→ **Records supplied**:

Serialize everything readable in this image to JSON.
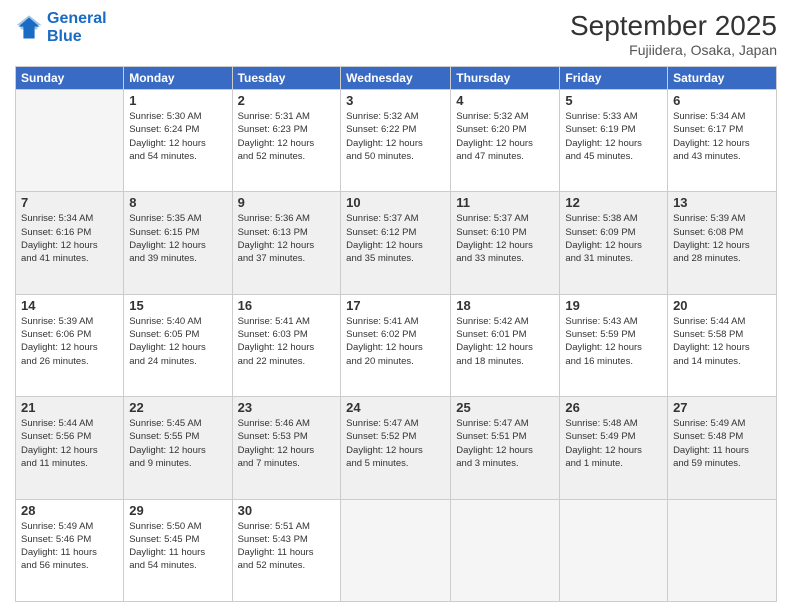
{
  "logo": {
    "line1": "General",
    "line2": "Blue"
  },
  "header": {
    "month": "September 2025",
    "location": "Fujiidera, Osaka, Japan"
  },
  "weekdays": [
    "Sunday",
    "Monday",
    "Tuesday",
    "Wednesday",
    "Thursday",
    "Friday",
    "Saturday"
  ],
  "weeks": [
    [
      {
        "day": "",
        "info": ""
      },
      {
        "day": "1",
        "info": "Sunrise: 5:30 AM\nSunset: 6:24 PM\nDaylight: 12 hours\nand 54 minutes."
      },
      {
        "day": "2",
        "info": "Sunrise: 5:31 AM\nSunset: 6:23 PM\nDaylight: 12 hours\nand 52 minutes."
      },
      {
        "day": "3",
        "info": "Sunrise: 5:32 AM\nSunset: 6:22 PM\nDaylight: 12 hours\nand 50 minutes."
      },
      {
        "day": "4",
        "info": "Sunrise: 5:32 AM\nSunset: 6:20 PM\nDaylight: 12 hours\nand 47 minutes."
      },
      {
        "day": "5",
        "info": "Sunrise: 5:33 AM\nSunset: 6:19 PM\nDaylight: 12 hours\nand 45 minutes."
      },
      {
        "day": "6",
        "info": "Sunrise: 5:34 AM\nSunset: 6:17 PM\nDaylight: 12 hours\nand 43 minutes."
      }
    ],
    [
      {
        "day": "7",
        "info": "Sunrise: 5:34 AM\nSunset: 6:16 PM\nDaylight: 12 hours\nand 41 minutes."
      },
      {
        "day": "8",
        "info": "Sunrise: 5:35 AM\nSunset: 6:15 PM\nDaylight: 12 hours\nand 39 minutes."
      },
      {
        "day": "9",
        "info": "Sunrise: 5:36 AM\nSunset: 6:13 PM\nDaylight: 12 hours\nand 37 minutes."
      },
      {
        "day": "10",
        "info": "Sunrise: 5:37 AM\nSunset: 6:12 PM\nDaylight: 12 hours\nand 35 minutes."
      },
      {
        "day": "11",
        "info": "Sunrise: 5:37 AM\nSunset: 6:10 PM\nDaylight: 12 hours\nand 33 minutes."
      },
      {
        "day": "12",
        "info": "Sunrise: 5:38 AM\nSunset: 6:09 PM\nDaylight: 12 hours\nand 31 minutes."
      },
      {
        "day": "13",
        "info": "Sunrise: 5:39 AM\nSunset: 6:08 PM\nDaylight: 12 hours\nand 28 minutes."
      }
    ],
    [
      {
        "day": "14",
        "info": "Sunrise: 5:39 AM\nSunset: 6:06 PM\nDaylight: 12 hours\nand 26 minutes."
      },
      {
        "day": "15",
        "info": "Sunrise: 5:40 AM\nSunset: 6:05 PM\nDaylight: 12 hours\nand 24 minutes."
      },
      {
        "day": "16",
        "info": "Sunrise: 5:41 AM\nSunset: 6:03 PM\nDaylight: 12 hours\nand 22 minutes."
      },
      {
        "day": "17",
        "info": "Sunrise: 5:41 AM\nSunset: 6:02 PM\nDaylight: 12 hours\nand 20 minutes."
      },
      {
        "day": "18",
        "info": "Sunrise: 5:42 AM\nSunset: 6:01 PM\nDaylight: 12 hours\nand 18 minutes."
      },
      {
        "day": "19",
        "info": "Sunrise: 5:43 AM\nSunset: 5:59 PM\nDaylight: 12 hours\nand 16 minutes."
      },
      {
        "day": "20",
        "info": "Sunrise: 5:44 AM\nSunset: 5:58 PM\nDaylight: 12 hours\nand 14 minutes."
      }
    ],
    [
      {
        "day": "21",
        "info": "Sunrise: 5:44 AM\nSunset: 5:56 PM\nDaylight: 12 hours\nand 11 minutes."
      },
      {
        "day": "22",
        "info": "Sunrise: 5:45 AM\nSunset: 5:55 PM\nDaylight: 12 hours\nand 9 minutes."
      },
      {
        "day": "23",
        "info": "Sunrise: 5:46 AM\nSunset: 5:53 PM\nDaylight: 12 hours\nand 7 minutes."
      },
      {
        "day": "24",
        "info": "Sunrise: 5:47 AM\nSunset: 5:52 PM\nDaylight: 12 hours\nand 5 minutes."
      },
      {
        "day": "25",
        "info": "Sunrise: 5:47 AM\nSunset: 5:51 PM\nDaylight: 12 hours\nand 3 minutes."
      },
      {
        "day": "26",
        "info": "Sunrise: 5:48 AM\nSunset: 5:49 PM\nDaylight: 12 hours\nand 1 minute."
      },
      {
        "day": "27",
        "info": "Sunrise: 5:49 AM\nSunset: 5:48 PM\nDaylight: 11 hours\nand 59 minutes."
      }
    ],
    [
      {
        "day": "28",
        "info": "Sunrise: 5:49 AM\nSunset: 5:46 PM\nDaylight: 11 hours\nand 56 minutes."
      },
      {
        "day": "29",
        "info": "Sunrise: 5:50 AM\nSunset: 5:45 PM\nDaylight: 11 hours\nand 54 minutes."
      },
      {
        "day": "30",
        "info": "Sunrise: 5:51 AM\nSunset: 5:43 PM\nDaylight: 11 hours\nand 52 minutes."
      },
      {
        "day": "",
        "info": ""
      },
      {
        "day": "",
        "info": ""
      },
      {
        "day": "",
        "info": ""
      },
      {
        "day": "",
        "info": ""
      }
    ]
  ]
}
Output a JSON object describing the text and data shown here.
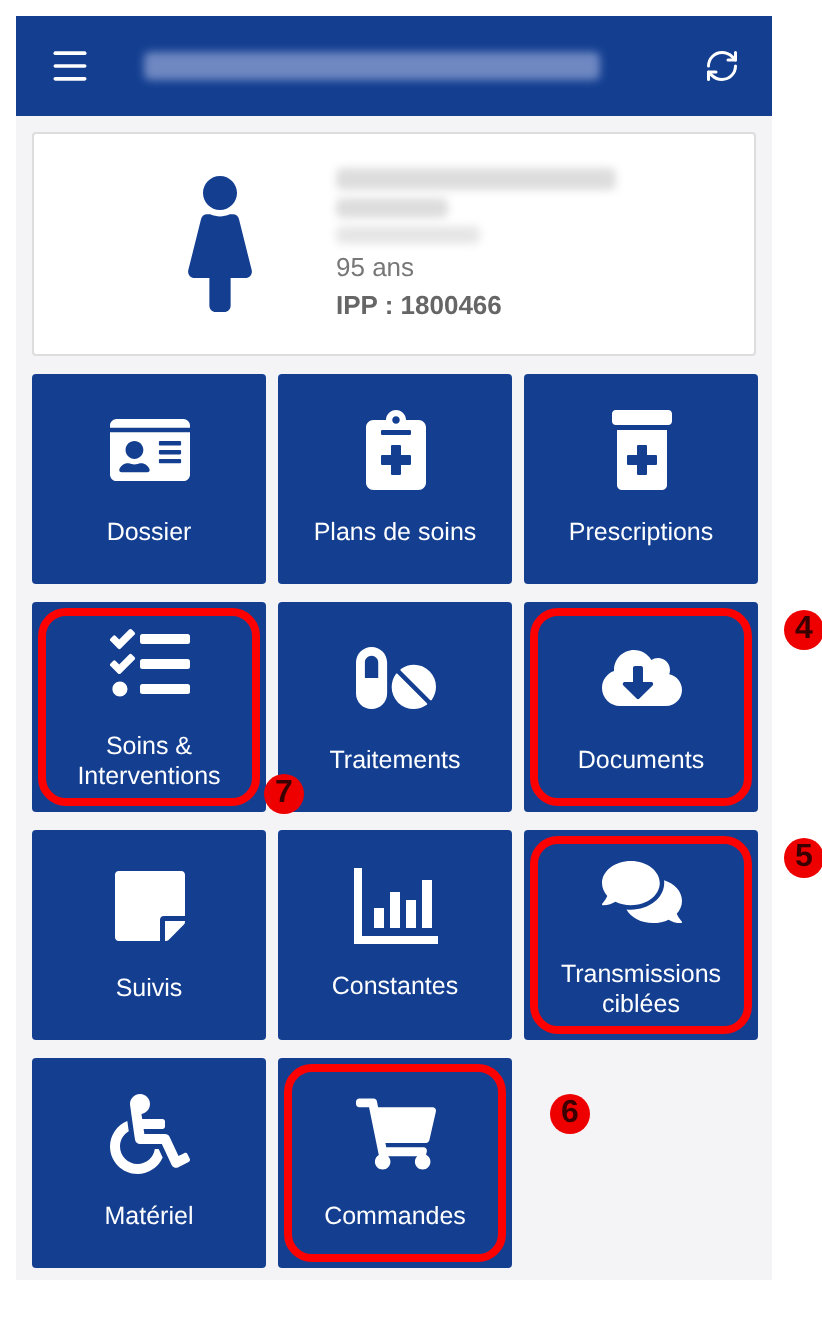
{
  "patient": {
    "age": "95 ans",
    "ipp": "IPP : 1800466"
  },
  "tiles": [
    {
      "label": "Dossier",
      "highlighted": false
    },
    {
      "label": "Plans de soins",
      "highlighted": false
    },
    {
      "label": "Prescriptions",
      "highlighted": false
    },
    {
      "label": "Soins &\nInterventions",
      "highlighted": true,
      "callout": "7"
    },
    {
      "label": "Traitements",
      "highlighted": false
    },
    {
      "label": "Documents",
      "highlighted": true,
      "callout": "4"
    },
    {
      "label": "Suivis",
      "highlighted": false
    },
    {
      "label": "Constantes",
      "highlighted": false
    },
    {
      "label": "Transmissions\nciblées",
      "highlighted": true,
      "callout": "5"
    },
    {
      "label": "Matériel",
      "highlighted": false
    },
    {
      "label": "Commandes",
      "highlighted": true,
      "callout": "6"
    }
  ]
}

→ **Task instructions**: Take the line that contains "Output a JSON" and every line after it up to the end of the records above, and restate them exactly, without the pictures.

→ **Response area**:
Output a JSON object describing the text and data shown here.
{
  "patient": {
    "age": "95 ans",
    "ipp": "IPP : 1800466"
  },
  "tiles": [
    {
      "label": "Dossier",
      "highlighted": false
    },
    {
      "label": "Plans de soins",
      "highlighted": false
    },
    {
      "label": "Prescriptions",
      "highlighted": false
    },
    {
      "label": "Soins &\nInterventions",
      "highlighted": true,
      "callout": "7"
    },
    {
      "label": "Traitements",
      "highlighted": false
    },
    {
      "label": "Documents",
      "highlighted": true,
      "callout": "4"
    },
    {
      "label": "Suivis",
      "highlighted": false
    },
    {
      "label": "Constantes",
      "highlighted": false
    },
    {
      "label": "Transmissions\nciblées",
      "highlighted": true,
      "callout": "5"
    },
    {
      "label": "Matériel",
      "highlighted": false
    },
    {
      "label": "Commandes",
      "highlighted": true,
      "callout": "6"
    }
  ]
}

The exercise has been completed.